South Station

Boston's South Station, was built in 1899 to combine the services of five passenger lines converging in the city. By the time the station was completed, it was the largest in the world, accommodating 40 million passengers annually. The initial project included the main headhouse building, built by architects Shepley, Rutan, and Coolidge, and a nearby train shed for boarding. The headhouse was built in a Neoclassical Revival-style and was filled with spectacular ornamentation that is still visible today, from the marble floor mosaics to the Station's defining clock, 12-feet wide and topped by an eagle with an eight-foot wingspan.

After a period of post-war decline, South Station began to deteriorate. Bt the 1960s, many of the rail companies initially involved in the station had declared bankruptcy and the station remained underutilized.  In 1965, the Boston Redevelopment Authority (BRA) purchased the building and began to disassemble the building. The demolition garnered attention from a number of local groups determined to save the celebrated structure and by 1975, South Station was added to the National Register of Historical Places. At this time, the station continued to serve commuter rail and Amtrak service, and the decision was made to sell the station to the Massachusetts Bay Transportation Authority. In 1984, the MBTA began a $195 million dollar restoration project that was ultimately completed in 1989. The project improved the station's transit infrastructure and public amenities, making South Station an impressive entrance to the city of Boston.

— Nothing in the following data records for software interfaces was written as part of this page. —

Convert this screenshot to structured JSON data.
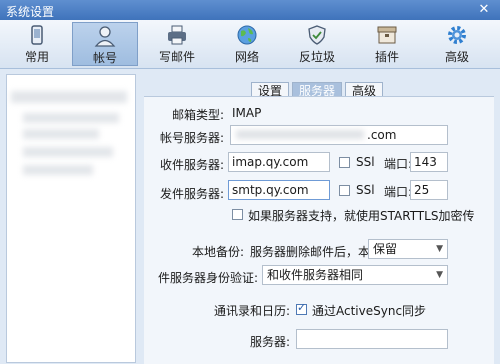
{
  "window": {
    "title": "系统设置",
    "close_glyph": "✕"
  },
  "toolbar": {
    "items": [
      {
        "label": "常用",
        "icon": "phone-icon"
      },
      {
        "label": "帐号",
        "icon": "user-icon",
        "active": true
      },
      {
        "label": "写邮件",
        "icon": "printer-icon"
      },
      {
        "label": "网络",
        "icon": "globe-icon"
      },
      {
        "label": "反垃圾",
        "icon": "shield-icon"
      },
      {
        "label": "插件",
        "icon": "box-icon"
      },
      {
        "label": "高级",
        "icon": "gear-icon"
      }
    ]
  },
  "tabs": [
    {
      "label": "设置"
    },
    {
      "label": "服务器",
      "active": true
    },
    {
      "label": "高级"
    }
  ],
  "form": {
    "mail_type_label": "邮箱类型:",
    "mail_type_value": "IMAP",
    "account_server_label": "帐号服务器:",
    "account_server_value": ".com",
    "incoming_label": "收件服务器:",
    "incoming_value": "imap.qy.com",
    "incoming_ssl_label": "SSl",
    "incoming_port_label": "端口:",
    "incoming_port_value": "143",
    "outgoing_label": "发件服务器:",
    "outgoing_value": "smtp.qy.com",
    "outgoing_ssl_label": "SSl",
    "outgoing_port_label": "端口:",
    "outgoing_port_value": "25",
    "starttls_label": "如果服务器支持，就使用STARTTLS加密传",
    "backup_label": "本地备份:",
    "backup_text": "服务器删除邮件后，本地",
    "backup_value": "保留",
    "auth_label": "件服务器身份验证:",
    "auth_value": "和收件服务器相同",
    "sync_label": "通讯录和日历:",
    "activesync_label": "通过ActiveSync同步",
    "server_label": "服务器:",
    "server_value": ""
  },
  "colors": {
    "accent": "#3f73bb",
    "active_tab": "#a9c0dd"
  }
}
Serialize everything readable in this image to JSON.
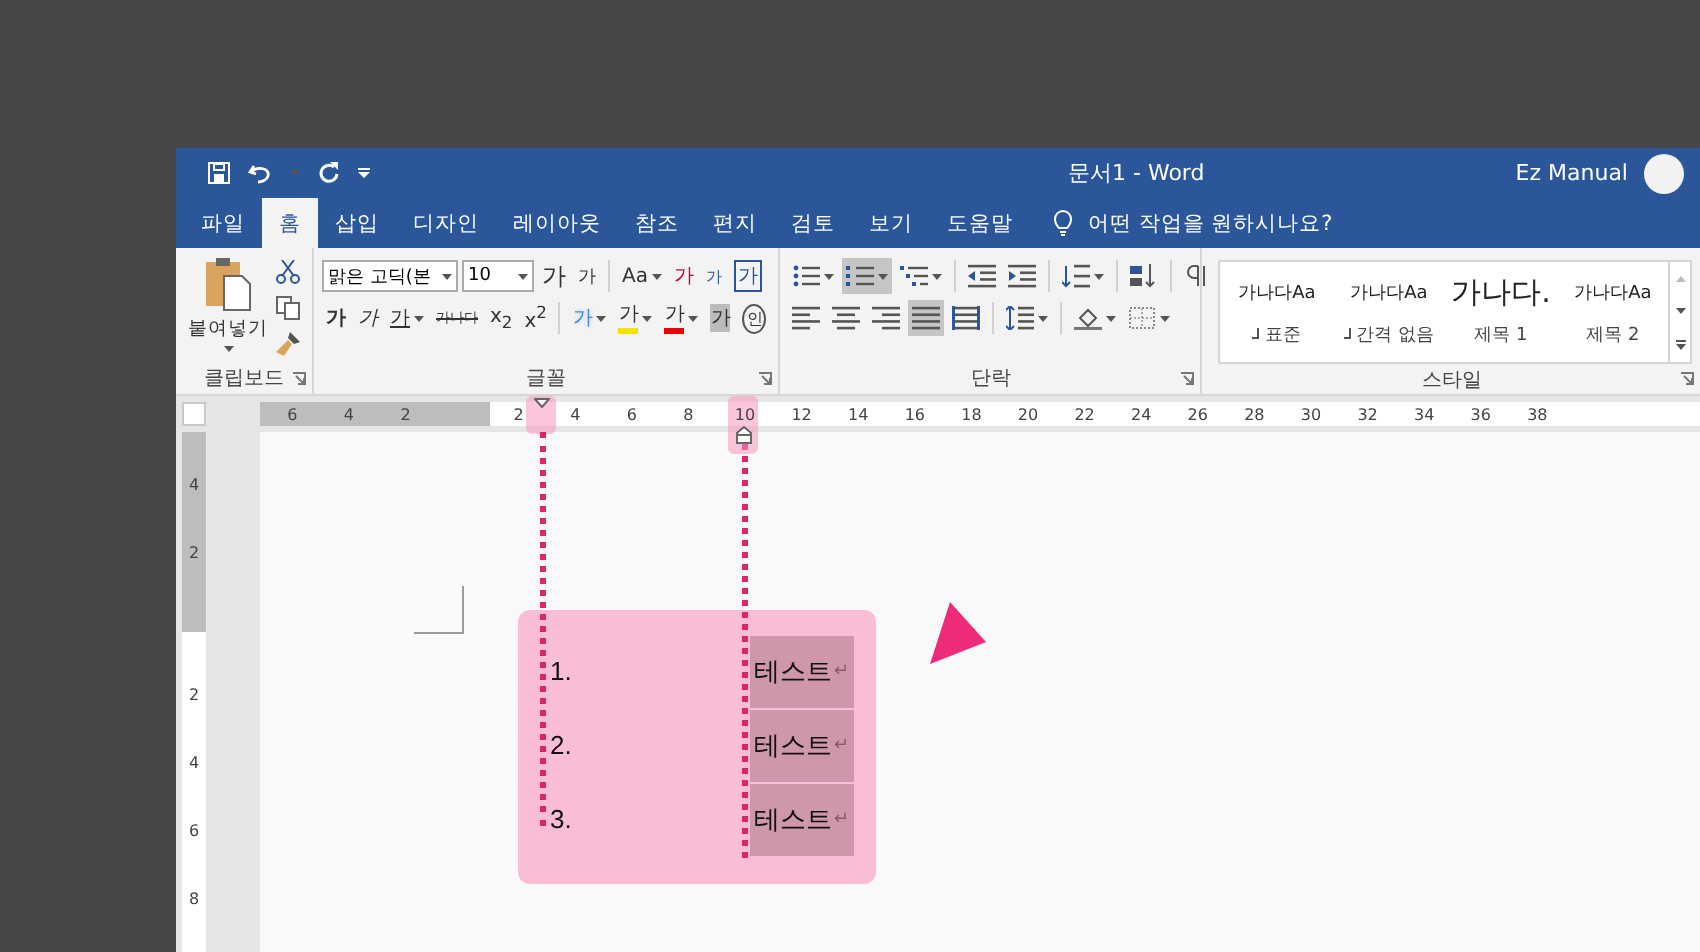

Today, South Station features local restaurants, community programming, and access to the plethora of transportation options available in the city. In addition to serving Amtrak and commuter rail services, South Station connects downtown Boston to the subway and Silver Line service, providing a direct link to Logan International Airport. South Station has the highest passenger volume of any rail station in New England and is the sixth busiest train station in the Amtrak system with over 1.4 million annual boardings. The Red Line/Silver Line Concourse, where the WTS Public Art will be located, sees 57,000 commuters on an average weekday.

The sources for this article, as well as resources for additional information, can be found using the following links: